Written Word

A Life of Self-Denial

If anyone would come after me, he must deny himself and take up his cross and follow me….And anyone who does not carry his cross and follow me cannot be my disciple. (Matthew 16:24; Luke 14:27)

Following Jesus involves both self-denial and crucifixion. Jesus could not have made this plainer. He calls for wholehearted devotion to him for life.

Self-denial brings medieval images to mind: mortification of the flesh, hard beds, hair shirts, cold showers, draughty monasteries, celibacy, the absence of fun and creature comforts. Spartan! Yet self-denial is none of these. Neither is it having low self-esteem, always running yourself down, never rejoicing in the good you accomplish or never laughing.

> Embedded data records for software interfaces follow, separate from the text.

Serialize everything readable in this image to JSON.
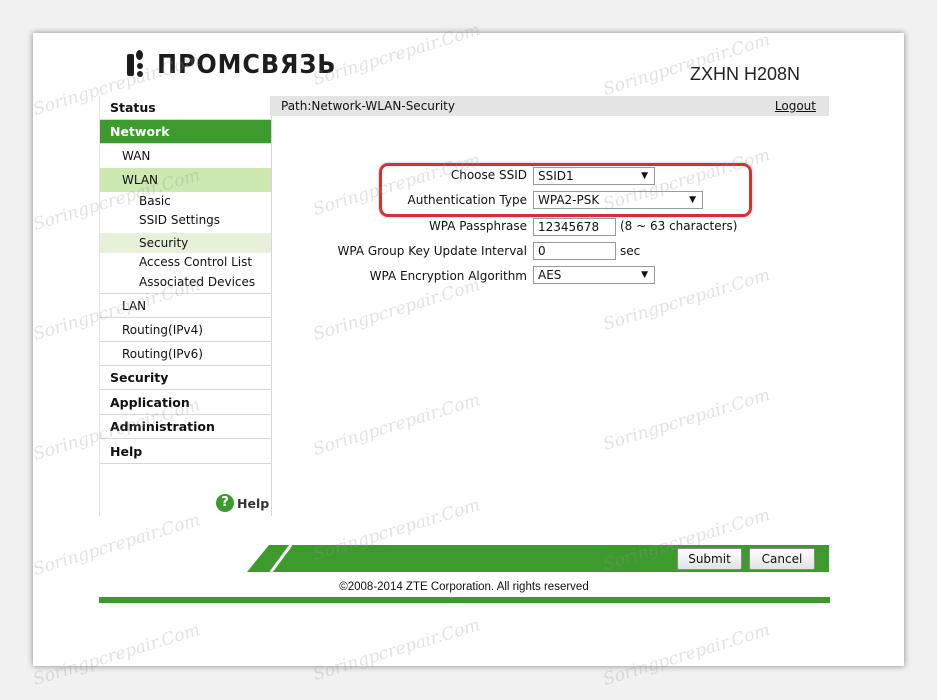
{
  "brand": {
    "name": "ПРОМСВЯЗЬ",
    "model": "ZXHN H208N"
  },
  "path": {
    "text": "Path:Network-WLAN-Security",
    "logout": "Logout"
  },
  "sidebar": {
    "status": "Status",
    "network": "Network",
    "wan": "WAN",
    "wlan": "WLAN",
    "basic": "Basic",
    "ssid_settings": "SSID Settings",
    "security_sub": "Security",
    "acl": "Access Control List",
    "associated": "Associated Devices",
    "lan": "LAN",
    "routing_v4": "Routing(IPv4)",
    "routing_v6": "Routing(IPv6)",
    "security": "Security",
    "application": "Application",
    "administration": "Administration",
    "help": "Help",
    "help_button": "Help"
  },
  "form": {
    "choose_ssid_label": "Choose SSID",
    "choose_ssid_value": "SSID1",
    "auth_type_label": "Authentication Type",
    "auth_type_value": "WPA2-PSK",
    "passphrase_label": "WPA Passphrase",
    "passphrase_value": "12345678",
    "passphrase_hint": "(8 ~ 63 characters)",
    "group_key_label": "WPA Group Key Update Interval",
    "group_key_value": "0",
    "group_key_unit": "sec",
    "encryption_label": "WPA Encryption Algorithm",
    "encryption_value": "AES"
  },
  "buttons": {
    "submit": "Submit",
    "cancel": "Cancel"
  },
  "footer": {
    "copyright": "©2008-2014 ZTE Corporation. All rights reserved"
  },
  "watermark": "Soringpcrepair.Com",
  "colors": {
    "accent_green": "#3d9a2c",
    "highlight_red": "#d63031"
  }
}
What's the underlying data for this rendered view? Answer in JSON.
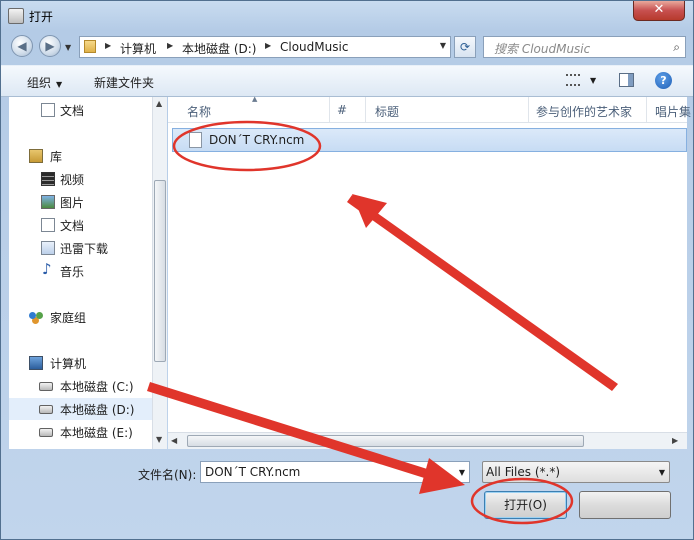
{
  "window": {
    "title": "打开",
    "close_glyph": "✕"
  },
  "nav": {
    "breadcrumbs": [
      "计算机",
      "本地磁盘 (D:)",
      "CloudMusic"
    ],
    "search_placeholder": "搜索 CloudMusic"
  },
  "toolbar": {
    "organize_label": "组织",
    "new_folder_label": "新建文件夹",
    "help_glyph": "?"
  },
  "sidebar": {
    "items": [
      {
        "label": "文档",
        "icon": "document-icon"
      },
      {
        "label": "库",
        "icon": "library-icon"
      },
      {
        "label": "视频",
        "icon": "video-icon"
      },
      {
        "label": "图片",
        "icon": "pictures-icon"
      },
      {
        "label": "文档",
        "icon": "document-icon"
      },
      {
        "label": "迅雷下载",
        "icon": "download-folder-icon"
      },
      {
        "label": "音乐",
        "icon": "music-icon"
      },
      {
        "label": "家庭组",
        "icon": "homegroup-icon"
      },
      {
        "label": "计算机",
        "icon": "computer-icon"
      },
      {
        "label": "本地磁盘 (C:)",
        "icon": "disk-icon"
      },
      {
        "label": "本地磁盘 (D:)",
        "icon": "disk-icon",
        "selected": true
      },
      {
        "label": "本地磁盘 (E:)",
        "icon": "disk-icon"
      }
    ]
  },
  "file_list": {
    "columns": [
      "名称",
      "#",
      "标题",
      "参与创作的艺术家",
      "唱片集"
    ],
    "files": [
      {
        "name": "DON´T CRY.ncm",
        "selected": true
      }
    ]
  },
  "footer": {
    "filename_label": "文件名(N):",
    "filename_value": "DON´T CRY.ncm",
    "filter_value": "All Files (*.*)",
    "open_label": "打开(O)",
    "cancel_label": ""
  },
  "annotation": {
    "color": "#e0352b"
  }
}
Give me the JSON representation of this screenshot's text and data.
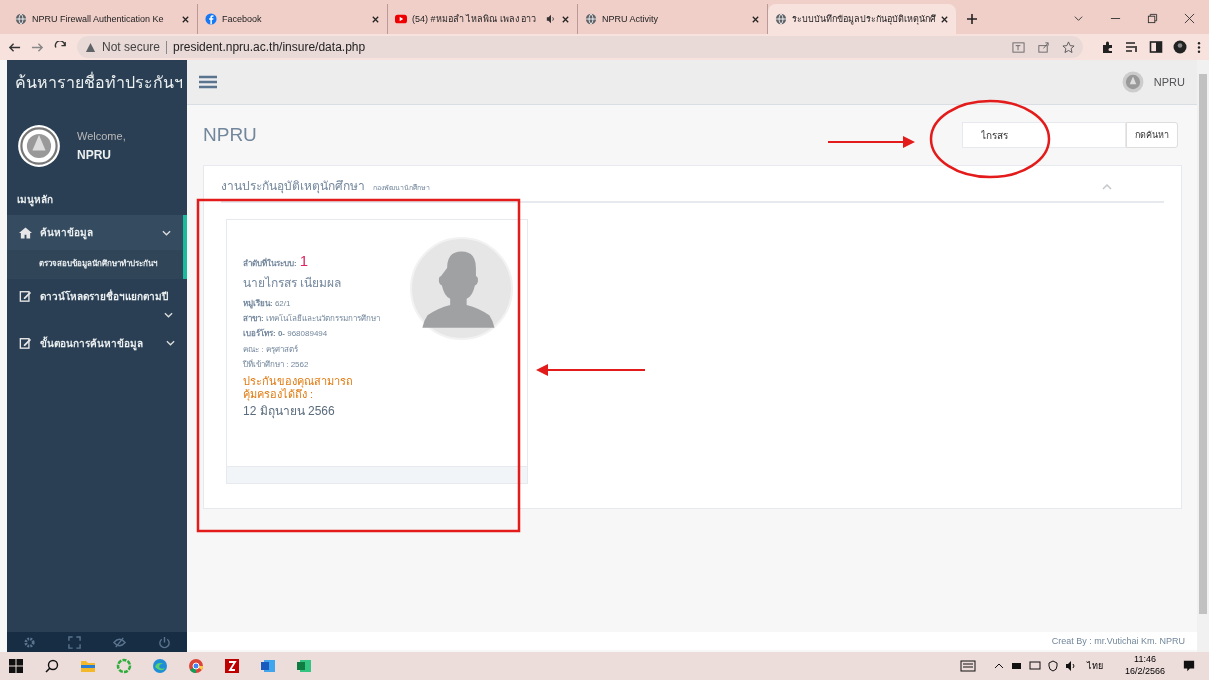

We can say that self-denial is saying no to what we want to do and saying yes to the will of God.

Here are a few example to help amplify the point.

On the night of his betrayal, Jesus went to the garden of Gethsemane and prayed. Ahead of him lay his arrest, trial and execution. He prayed, ‘My Father, if it is possible, may this cup be taken from me. Yet not as I will, but as you will.’ Praying a second time he said, ‘My Father, if it is not possible for this cup to be taken away unless I drink it, may your will be done’ (Matthew 26:39,42). The spirit of self-denial is heard in his words, ‘not as I will, but as you will.’ Jesus came from heaven to earth, not to do his will but the will of the Father. Through his death he was showing us the real meaning of self-denial.

Another example of self-denial is displayed by Mary. Informed that she would give birth to the saviour of the world she responded, ‘I am the Lord’s servant … may it be to me as you have said.’ (Luke 1:38) In these words, Mary echoes the sentiments of the Lord’s prayer, ‘Your will be done on earth as it is in heaven.’ She would become pregnant, not through sexual intercourse, but though the intervention of the Spirit. This had never occurred before, so there was no one she could consult who had undergone a similar experience. No support group existed for virgins who conceived miraculously. And how would she explain her pregnancy to Joseph, the man to whom she was engaged? These were real concerns, nevertheless she chose to do the will of God. That’s self-denial.

Among those who worked alongside the Apostle Paul was an outstanding disciple named Timothy. Self-denial was a way of life with him and Paul paid a glowing tribute to his tireless efforts for the Lord Jesus Christ. He wrote to the church in Philippi:

I hope in the Lord Jesus to send Timothy to you soon, that I also may be cheered when I receive news about you. I have no one else like him, who takes a genuine interest in your welfare. For everyone looks out for his own interests, not those of Jesus Christ. But you know that Timothy has proved himself, because as a son with his father he has served with me in the work of the gospel. (Philippians 2:19-22)

Timothy’s life of self-denial is captured in the words, ‘I have no one else like him, who takes a genuine interest in your welfare. For everyone looks out for his own interests, not those of Jesus Christ.’ Unlike some who looked out only for their own interests – what’s in it for me, how much will this cost me, let someone else do it – Timothy was driven by only one ambition – to do the will of Christ irrespective of the cost to himself. That’s self-denial.

The doing of the will of God, rendering obedience to God, saying yes to God is what self-denial is all about. And when the temptation to sin comes our way, and it will, we must practice self-denial. This point is discussed in the previous lesson.